Inside the test lab are a number of cycle tests that operate things like QR levers, brakes, and suspension forks repetitively until failure.
Brake dynos are essentially a massive engine that turns a rotor mounted to a spindle. A brake then clamps on the rotor while it is turned by the machine, torture testing it into submission. There are blast shields around the machine for a reason. The same brake dyno can be used for mountain bike and motorcycle brakes but they basically take off all of the shaft weights from motorcycle testing to just run the spindle for mountain bike brakes. There’s a vast amount of in-house testing that is done from the mentioned dyno testing, to UV exposure, salt spray, corrosion, temperature, and a lot of the more bicycle specific tasks like wheel roll or drop testing.
Inside the blast shield is a brake that was or will be undergoing testing. The rotor is mounted to the shaft of the machine which spins at a specified speed and torque while the caliper clamps down on the rotor to measure heat build up. Many of these are tested to failure hence the ventilation to remove smoke and blast shields to keep engineers safe!
A quick look at the environment cabinets and salt spray test box shows just how many tests products must undergo. From freezing to boiling, to being dropped in the ocean it can be simulated here.
Measuring and testing is a big part of what Hayes does here with a lab set up to measure microscopic flaws or failures. All of the measurement tools are routinely calibrated and given stickers of dated approval.
CMM or coordinate measuring machines are important tools for manufacturing which is why you will find them in most of the modern factories. When you have big parts to measure you need big machines, and this Brown&Sharpe is one of the biggest/most advanced CMMs we’ve seen.
Hayes makes no effort to hide who their customers are, in fact they take great pride in providing parts for some of the biggest names in motorsports including Harley Davidson.
Having a powersports division in house means there is also the need for a killer mechanic shop for all the toys. You never know what you may find in the repair bays from snowmobiles to side-by-sides with prototype ABS systems.
With over 70 CNC machines inside with two of them as big as a small house, the warehouse floor is populated by a number of cell manufacturing stations each using modern manufacturing techniques including six Sigma, JIT, and Kaizen to operate as efficiently as possible. If you’re wondering how a company can split the time between bicycles and motorsports, it’s fascinating to see just how similar they are in many regards.
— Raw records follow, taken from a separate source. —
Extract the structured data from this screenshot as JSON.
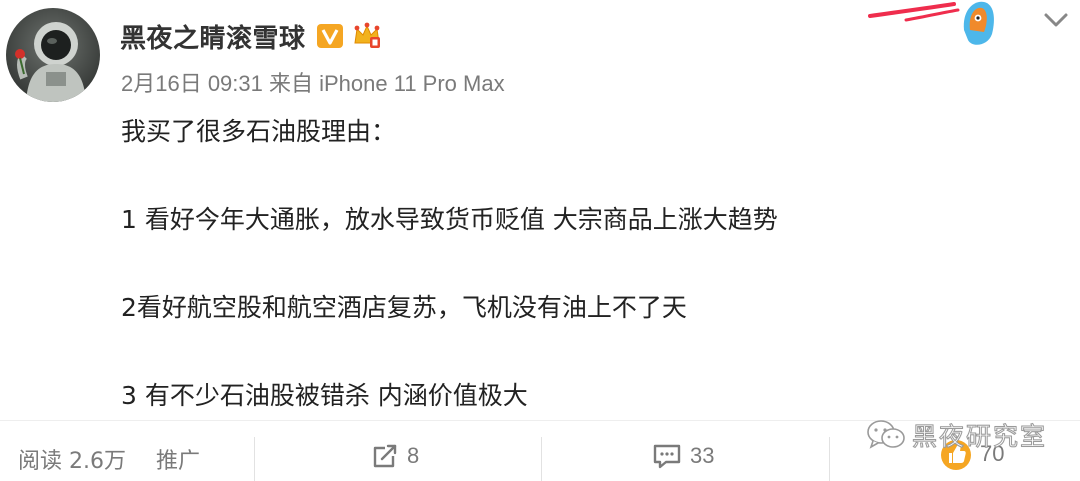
{
  "post": {
    "username": "黑夜之睛滚雪球",
    "timestamp": "2月16日 09:31",
    "source": "来自 iPhone 11 Pro Max",
    "lines": [
      "我买了很多石油股理由：",
      "",
      "1  看好今年大通胀，放水导致货币贬值 大宗商品上涨大趋势",
      "",
      "2看好航空股和航空酒店复苏，飞机没有油上不了天",
      "",
      "3 有不少石油股被错杀  内涵价值极大"
    ]
  },
  "footer": {
    "read_label": "阅读",
    "read_count": "2.6万",
    "promote_label": "推广",
    "repost_count": "8",
    "comment_count": "33",
    "like_count": "70"
  },
  "watermark": {
    "text": "黑夜研究室"
  },
  "colors": {
    "username": "#333333",
    "meta": "#7a7a7a",
    "body_text": "#222222",
    "verified_badge": "#f5a623",
    "vip_crown": "#f2b21e",
    "like_icon": "#f5a623"
  },
  "icons": {
    "verify": "verified-v-icon",
    "vip": "vip-crown-icon",
    "menu": "chevron-down-icon",
    "repost": "repost-icon",
    "comment": "comment-icon",
    "like": "like-thumb-icon",
    "watermark": "wechat-icon"
  }
}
Many of the disc brakes they make for other vehicles (which resemble much larger versions of the mountain bike brakes) are now produced using techniques they learned on the mountain bike production side. The process of sending built, bled, and cut to length brake systems to dealers was a process first built for the mountain bike applications, which then was used to revolutionize how brakes for Powersports applications were prepared. They also share a lot of the same testing equipment between bicycle and Powersports, though a few changes have to be made.
One of the things that you’ll see across all of Hayes’ manufacturing is the brake or suspension fluid housed in a centrally located drum and pumped to where it is needed. This cuts down on spillage, and make it easier to manage the fluids.
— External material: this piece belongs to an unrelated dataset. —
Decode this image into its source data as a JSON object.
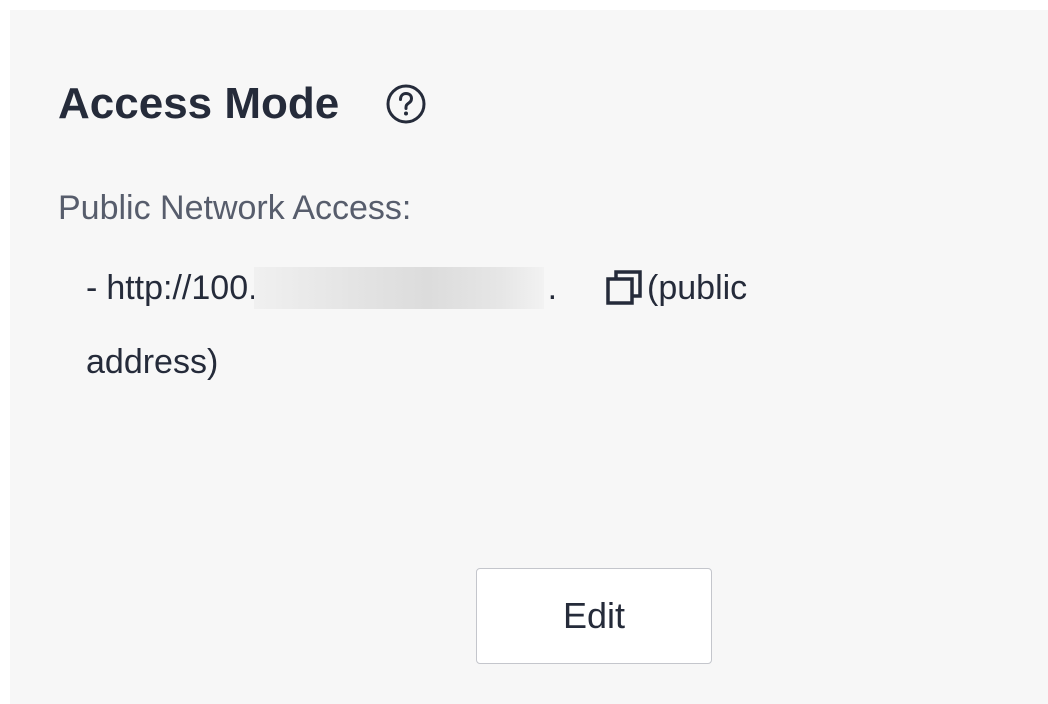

Even though there isn’t a bicycle production line here in Mequon, they do have a full prototype machine shop capable of building just about anything the guys in the office can dream up. That means the engineers next door can design something and walk over to where prototypes are being made before sending off the design to their factories in Asia for full production.
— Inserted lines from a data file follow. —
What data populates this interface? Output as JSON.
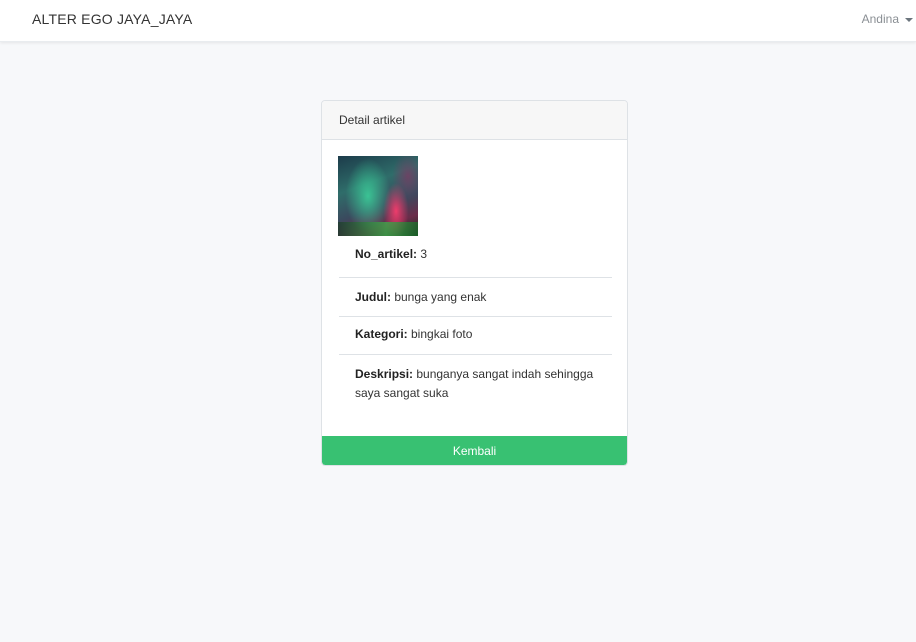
{
  "navbar": {
    "brand": "ALTER EGO JAYA_JAYA",
    "user": "Andina"
  },
  "card": {
    "header": "Detail artikel",
    "image_icon": "article-image",
    "fields": [
      {
        "label": "No_artikel:",
        "value": " 3"
      },
      {
        "label": "Judul:",
        "value": " bunga yang enak"
      },
      {
        "label": "Kategori:",
        "value": " bingkai foto"
      },
      {
        "label": "Deskripsi:",
        "value": " bunganya sangat indah sehingga saya sangat suka"
      }
    ],
    "back_label": "Kembali"
  },
  "colors": {
    "button": "#38c172",
    "page_bg": "#f7f8fa"
  }
}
Join us for part 2 as we check out Sun Ringle’s facility just down the road where they produce Wheelsmith Spokes!